How invigorating it was when the kids were excited about writing and expressing themselves and their imaginations. We had many parents tell us their children had never enjoyed writing and were amazed at how often and freely their children were writing at home during the workshop. One child brought his writers notebook to the zoo and wrote descriptions of all the animals he saw using his senses and keen observations. Another child had his notebook at breakfast and was working on a fantasy story he began in class the previous day. Students wrote about real life events, descriptive poems, as well as developed fantasy and adventure stories. We never dictate the topic or genre, but rather support students’ development of ideas. We use picture books and our own writing as inspiration and as models for students’ writing. The story I’d like to share with you in this blog stood out to me because of its honesty and voice. Ian, who had just finished first grade wrote the piece. The first night of WE Ian’s brother fell and cut his head.

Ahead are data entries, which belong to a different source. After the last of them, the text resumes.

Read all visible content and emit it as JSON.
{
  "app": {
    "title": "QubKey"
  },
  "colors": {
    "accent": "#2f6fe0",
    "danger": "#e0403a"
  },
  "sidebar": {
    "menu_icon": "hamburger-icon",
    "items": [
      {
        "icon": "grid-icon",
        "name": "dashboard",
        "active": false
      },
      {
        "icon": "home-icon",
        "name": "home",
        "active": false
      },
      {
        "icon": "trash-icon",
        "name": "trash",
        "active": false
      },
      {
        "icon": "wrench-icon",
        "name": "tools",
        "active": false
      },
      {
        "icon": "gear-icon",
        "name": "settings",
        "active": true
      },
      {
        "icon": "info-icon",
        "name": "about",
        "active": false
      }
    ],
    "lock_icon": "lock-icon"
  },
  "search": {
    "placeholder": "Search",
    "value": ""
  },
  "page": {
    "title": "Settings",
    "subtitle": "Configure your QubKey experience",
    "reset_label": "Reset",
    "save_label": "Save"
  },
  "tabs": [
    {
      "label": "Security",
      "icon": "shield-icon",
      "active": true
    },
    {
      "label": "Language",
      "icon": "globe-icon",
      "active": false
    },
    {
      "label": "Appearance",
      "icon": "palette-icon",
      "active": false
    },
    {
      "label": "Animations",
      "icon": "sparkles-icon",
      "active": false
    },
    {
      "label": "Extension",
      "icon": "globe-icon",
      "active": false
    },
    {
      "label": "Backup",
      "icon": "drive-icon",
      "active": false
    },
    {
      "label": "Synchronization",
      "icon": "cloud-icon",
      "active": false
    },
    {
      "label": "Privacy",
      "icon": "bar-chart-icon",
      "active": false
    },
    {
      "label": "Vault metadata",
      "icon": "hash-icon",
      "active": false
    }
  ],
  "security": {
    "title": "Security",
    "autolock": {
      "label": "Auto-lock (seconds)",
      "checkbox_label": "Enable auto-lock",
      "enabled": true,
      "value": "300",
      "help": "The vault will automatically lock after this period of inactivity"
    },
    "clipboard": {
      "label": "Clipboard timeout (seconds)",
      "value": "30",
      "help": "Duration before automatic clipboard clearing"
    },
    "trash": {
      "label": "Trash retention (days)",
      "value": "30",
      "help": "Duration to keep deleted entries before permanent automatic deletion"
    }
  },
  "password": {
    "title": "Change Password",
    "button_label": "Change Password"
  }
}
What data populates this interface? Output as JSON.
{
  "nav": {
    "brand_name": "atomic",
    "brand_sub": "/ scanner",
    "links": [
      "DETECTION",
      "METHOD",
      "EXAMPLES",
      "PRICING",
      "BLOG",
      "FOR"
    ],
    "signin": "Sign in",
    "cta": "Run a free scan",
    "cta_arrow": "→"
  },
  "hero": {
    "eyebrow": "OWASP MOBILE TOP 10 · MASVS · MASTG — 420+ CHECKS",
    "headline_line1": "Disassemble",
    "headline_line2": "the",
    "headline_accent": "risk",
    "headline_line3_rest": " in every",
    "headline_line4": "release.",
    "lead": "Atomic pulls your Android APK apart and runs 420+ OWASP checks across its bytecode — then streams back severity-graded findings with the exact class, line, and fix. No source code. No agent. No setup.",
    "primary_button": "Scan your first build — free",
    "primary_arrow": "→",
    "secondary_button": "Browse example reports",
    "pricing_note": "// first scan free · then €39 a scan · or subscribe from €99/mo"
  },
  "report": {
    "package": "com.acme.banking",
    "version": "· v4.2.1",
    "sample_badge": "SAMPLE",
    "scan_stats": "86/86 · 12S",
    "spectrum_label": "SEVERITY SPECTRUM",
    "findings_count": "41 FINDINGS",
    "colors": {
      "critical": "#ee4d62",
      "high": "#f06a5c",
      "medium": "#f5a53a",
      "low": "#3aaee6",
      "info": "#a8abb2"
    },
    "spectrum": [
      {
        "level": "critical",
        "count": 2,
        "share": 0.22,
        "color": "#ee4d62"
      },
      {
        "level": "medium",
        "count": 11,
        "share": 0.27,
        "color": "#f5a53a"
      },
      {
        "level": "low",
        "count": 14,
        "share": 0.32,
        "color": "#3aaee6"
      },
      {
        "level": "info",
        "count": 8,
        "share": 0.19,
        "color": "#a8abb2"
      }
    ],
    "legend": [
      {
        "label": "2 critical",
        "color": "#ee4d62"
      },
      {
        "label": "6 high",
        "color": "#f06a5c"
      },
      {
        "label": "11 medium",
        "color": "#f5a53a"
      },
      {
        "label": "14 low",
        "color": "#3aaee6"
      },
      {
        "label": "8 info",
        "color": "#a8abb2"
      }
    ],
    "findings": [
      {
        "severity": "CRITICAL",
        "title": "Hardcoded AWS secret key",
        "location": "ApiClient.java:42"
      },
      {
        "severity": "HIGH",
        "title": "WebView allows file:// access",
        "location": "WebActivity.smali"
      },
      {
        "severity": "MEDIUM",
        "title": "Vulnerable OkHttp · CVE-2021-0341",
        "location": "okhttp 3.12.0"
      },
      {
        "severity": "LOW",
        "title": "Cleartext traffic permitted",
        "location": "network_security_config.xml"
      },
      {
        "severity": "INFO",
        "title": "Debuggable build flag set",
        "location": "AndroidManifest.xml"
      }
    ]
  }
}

Ian was scared and confused but used writing as a way to help him makes sense of what had happened.
Will’s Hurt Head by Ian
On a boring summer afternoon, I was playing downstairs, when suddenly I heard my brother Will scream.
I ran upstairs as fast as a fire bolt. What I saw was as scary as a scary movie. Mom was with Will and he had a cut over his eye that was as long as a dagger. I was so worried. I didn’t know what to do with myself. I was shivering so much.
I could tell in my head that mom was scared too. “Is Will going to be okay?” I asked myself.
Mom brought Will to the hospital. I had to stay at grandma and grandpa’s house. Fortunately, the doctor gave him stitches to close up his big gash.
When I saw Will the next morning I exploded with happiness. Will was Okay!!!
My two favorite parts in this story are, “I could tell in my head that mom was scared too.” and “When I saw Will the next morning I exploded with happiness. Will was Okay!!!” The first, because it shows how intuitive young children are about how adults around them are feeling, and the second because of how the phrase “exploded with happiness” shows the release of the tension he had been feeling the previous night.
While there were many instances when the students in WE grew, expressed themselves, and used craft (e.g. repetition, interior monologue, show not tell, vivid verbs) in their writing to support their point I just had to share the above story because of, as I stated before, the honesty.
I also had to share this story, because of how the writing helped Ian deal with and come to grips with a scary incident. When students know that writing can be a way to help them make sense of their world and come to terms with things they don’t yet understand they have power. And with that power they can do wonderful things.